Data for analysis
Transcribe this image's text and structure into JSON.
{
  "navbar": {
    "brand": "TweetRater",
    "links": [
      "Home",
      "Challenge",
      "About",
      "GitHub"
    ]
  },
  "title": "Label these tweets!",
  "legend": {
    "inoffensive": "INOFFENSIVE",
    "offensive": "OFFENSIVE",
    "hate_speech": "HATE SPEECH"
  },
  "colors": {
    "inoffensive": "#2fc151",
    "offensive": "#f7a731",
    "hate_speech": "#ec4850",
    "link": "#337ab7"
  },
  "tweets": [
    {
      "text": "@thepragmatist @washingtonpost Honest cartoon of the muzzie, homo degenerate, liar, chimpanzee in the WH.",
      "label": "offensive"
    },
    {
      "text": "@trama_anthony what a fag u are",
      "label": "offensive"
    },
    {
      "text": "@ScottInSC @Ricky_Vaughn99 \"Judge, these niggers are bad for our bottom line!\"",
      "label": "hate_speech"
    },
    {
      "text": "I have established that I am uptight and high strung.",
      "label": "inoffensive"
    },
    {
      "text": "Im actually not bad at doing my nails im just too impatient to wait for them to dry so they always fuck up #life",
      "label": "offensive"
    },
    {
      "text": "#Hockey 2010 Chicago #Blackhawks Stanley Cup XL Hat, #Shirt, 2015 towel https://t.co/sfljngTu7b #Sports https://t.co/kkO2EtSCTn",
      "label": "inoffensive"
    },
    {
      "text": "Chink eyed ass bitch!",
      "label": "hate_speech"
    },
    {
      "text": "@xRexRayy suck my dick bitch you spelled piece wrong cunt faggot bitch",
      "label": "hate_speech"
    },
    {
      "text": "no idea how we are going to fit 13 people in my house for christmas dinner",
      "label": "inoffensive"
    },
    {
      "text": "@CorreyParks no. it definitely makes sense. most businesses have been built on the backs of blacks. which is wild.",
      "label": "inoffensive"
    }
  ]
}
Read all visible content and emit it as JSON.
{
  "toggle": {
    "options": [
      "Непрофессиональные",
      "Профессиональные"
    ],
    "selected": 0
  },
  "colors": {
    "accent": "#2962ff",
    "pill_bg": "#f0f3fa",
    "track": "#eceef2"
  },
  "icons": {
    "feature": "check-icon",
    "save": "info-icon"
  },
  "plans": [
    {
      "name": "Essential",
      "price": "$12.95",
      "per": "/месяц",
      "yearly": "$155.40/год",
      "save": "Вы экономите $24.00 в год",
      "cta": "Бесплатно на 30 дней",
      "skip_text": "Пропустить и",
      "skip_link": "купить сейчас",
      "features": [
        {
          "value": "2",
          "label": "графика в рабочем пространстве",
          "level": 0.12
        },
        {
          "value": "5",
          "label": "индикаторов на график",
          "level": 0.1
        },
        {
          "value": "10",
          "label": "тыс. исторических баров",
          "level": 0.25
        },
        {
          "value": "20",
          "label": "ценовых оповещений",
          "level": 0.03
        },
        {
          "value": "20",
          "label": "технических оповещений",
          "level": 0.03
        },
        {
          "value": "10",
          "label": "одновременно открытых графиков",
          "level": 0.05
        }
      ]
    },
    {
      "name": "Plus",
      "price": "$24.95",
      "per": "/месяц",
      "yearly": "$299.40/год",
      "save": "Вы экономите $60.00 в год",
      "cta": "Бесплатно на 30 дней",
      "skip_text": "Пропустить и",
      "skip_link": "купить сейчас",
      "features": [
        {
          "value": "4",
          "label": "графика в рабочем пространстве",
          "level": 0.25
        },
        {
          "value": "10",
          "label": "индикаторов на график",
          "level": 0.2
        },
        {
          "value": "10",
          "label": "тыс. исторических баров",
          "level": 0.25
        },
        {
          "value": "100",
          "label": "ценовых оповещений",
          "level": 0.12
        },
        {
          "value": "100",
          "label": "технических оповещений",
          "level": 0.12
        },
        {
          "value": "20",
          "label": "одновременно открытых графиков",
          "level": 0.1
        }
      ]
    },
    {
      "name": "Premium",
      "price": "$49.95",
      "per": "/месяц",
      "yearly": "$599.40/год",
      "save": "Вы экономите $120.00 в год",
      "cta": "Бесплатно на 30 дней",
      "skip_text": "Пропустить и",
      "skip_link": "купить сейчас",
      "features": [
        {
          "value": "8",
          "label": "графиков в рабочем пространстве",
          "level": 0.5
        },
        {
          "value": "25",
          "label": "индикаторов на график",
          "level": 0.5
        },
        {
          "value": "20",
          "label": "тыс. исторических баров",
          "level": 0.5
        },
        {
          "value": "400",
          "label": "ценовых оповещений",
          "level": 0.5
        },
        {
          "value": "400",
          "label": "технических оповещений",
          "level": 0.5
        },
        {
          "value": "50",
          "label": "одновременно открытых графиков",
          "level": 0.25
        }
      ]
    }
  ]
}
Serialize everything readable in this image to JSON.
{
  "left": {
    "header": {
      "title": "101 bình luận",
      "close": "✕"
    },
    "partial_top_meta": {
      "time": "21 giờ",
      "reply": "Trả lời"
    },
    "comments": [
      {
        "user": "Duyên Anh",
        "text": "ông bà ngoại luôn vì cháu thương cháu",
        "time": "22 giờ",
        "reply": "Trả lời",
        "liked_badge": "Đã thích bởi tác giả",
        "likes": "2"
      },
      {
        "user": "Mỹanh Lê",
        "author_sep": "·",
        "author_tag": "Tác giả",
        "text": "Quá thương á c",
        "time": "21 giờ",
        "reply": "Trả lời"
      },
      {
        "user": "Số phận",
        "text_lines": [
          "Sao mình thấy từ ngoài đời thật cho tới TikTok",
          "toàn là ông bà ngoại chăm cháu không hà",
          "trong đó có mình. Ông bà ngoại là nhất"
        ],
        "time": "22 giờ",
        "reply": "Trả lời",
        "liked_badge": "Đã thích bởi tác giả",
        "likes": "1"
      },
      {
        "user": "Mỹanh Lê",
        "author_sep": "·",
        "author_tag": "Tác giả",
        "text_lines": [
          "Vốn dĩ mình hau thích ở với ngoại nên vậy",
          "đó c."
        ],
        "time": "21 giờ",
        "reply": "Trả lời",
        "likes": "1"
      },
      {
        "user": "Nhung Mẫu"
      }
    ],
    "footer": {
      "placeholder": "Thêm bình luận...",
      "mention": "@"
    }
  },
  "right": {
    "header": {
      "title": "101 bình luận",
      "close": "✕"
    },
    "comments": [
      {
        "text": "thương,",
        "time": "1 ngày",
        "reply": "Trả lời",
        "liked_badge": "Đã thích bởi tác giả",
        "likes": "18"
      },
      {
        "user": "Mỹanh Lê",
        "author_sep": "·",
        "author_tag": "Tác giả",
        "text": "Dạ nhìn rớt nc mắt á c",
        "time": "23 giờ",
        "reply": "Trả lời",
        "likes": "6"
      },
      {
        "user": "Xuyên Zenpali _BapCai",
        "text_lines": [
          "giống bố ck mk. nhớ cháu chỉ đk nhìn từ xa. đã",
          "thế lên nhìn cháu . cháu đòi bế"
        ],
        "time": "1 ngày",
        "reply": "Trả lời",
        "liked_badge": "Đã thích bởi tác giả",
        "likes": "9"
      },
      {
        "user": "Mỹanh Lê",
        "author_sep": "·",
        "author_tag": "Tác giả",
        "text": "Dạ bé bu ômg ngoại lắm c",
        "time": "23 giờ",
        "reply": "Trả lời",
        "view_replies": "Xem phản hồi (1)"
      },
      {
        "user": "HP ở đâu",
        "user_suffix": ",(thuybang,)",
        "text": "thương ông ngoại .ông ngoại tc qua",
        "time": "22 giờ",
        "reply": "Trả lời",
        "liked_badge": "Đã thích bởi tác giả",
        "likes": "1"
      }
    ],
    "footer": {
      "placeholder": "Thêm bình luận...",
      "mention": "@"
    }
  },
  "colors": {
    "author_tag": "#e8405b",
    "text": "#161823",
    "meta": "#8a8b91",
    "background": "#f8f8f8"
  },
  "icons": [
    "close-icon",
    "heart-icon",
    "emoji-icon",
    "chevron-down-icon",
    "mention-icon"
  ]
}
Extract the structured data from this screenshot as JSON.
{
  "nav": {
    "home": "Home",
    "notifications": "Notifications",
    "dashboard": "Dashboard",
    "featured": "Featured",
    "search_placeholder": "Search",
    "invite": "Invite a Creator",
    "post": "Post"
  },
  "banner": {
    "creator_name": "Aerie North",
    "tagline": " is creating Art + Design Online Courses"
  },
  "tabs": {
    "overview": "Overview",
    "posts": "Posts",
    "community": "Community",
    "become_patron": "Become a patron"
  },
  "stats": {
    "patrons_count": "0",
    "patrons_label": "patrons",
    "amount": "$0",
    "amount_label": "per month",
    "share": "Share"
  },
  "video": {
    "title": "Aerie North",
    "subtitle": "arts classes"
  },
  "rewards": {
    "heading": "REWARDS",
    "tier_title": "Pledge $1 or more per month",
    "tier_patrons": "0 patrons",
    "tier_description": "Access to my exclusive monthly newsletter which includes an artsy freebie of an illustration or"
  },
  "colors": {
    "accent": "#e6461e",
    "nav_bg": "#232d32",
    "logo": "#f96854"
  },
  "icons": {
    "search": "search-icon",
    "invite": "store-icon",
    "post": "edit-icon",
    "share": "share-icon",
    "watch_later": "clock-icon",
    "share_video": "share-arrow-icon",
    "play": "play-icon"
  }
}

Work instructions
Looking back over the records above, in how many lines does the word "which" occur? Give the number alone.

Result for this exercise
2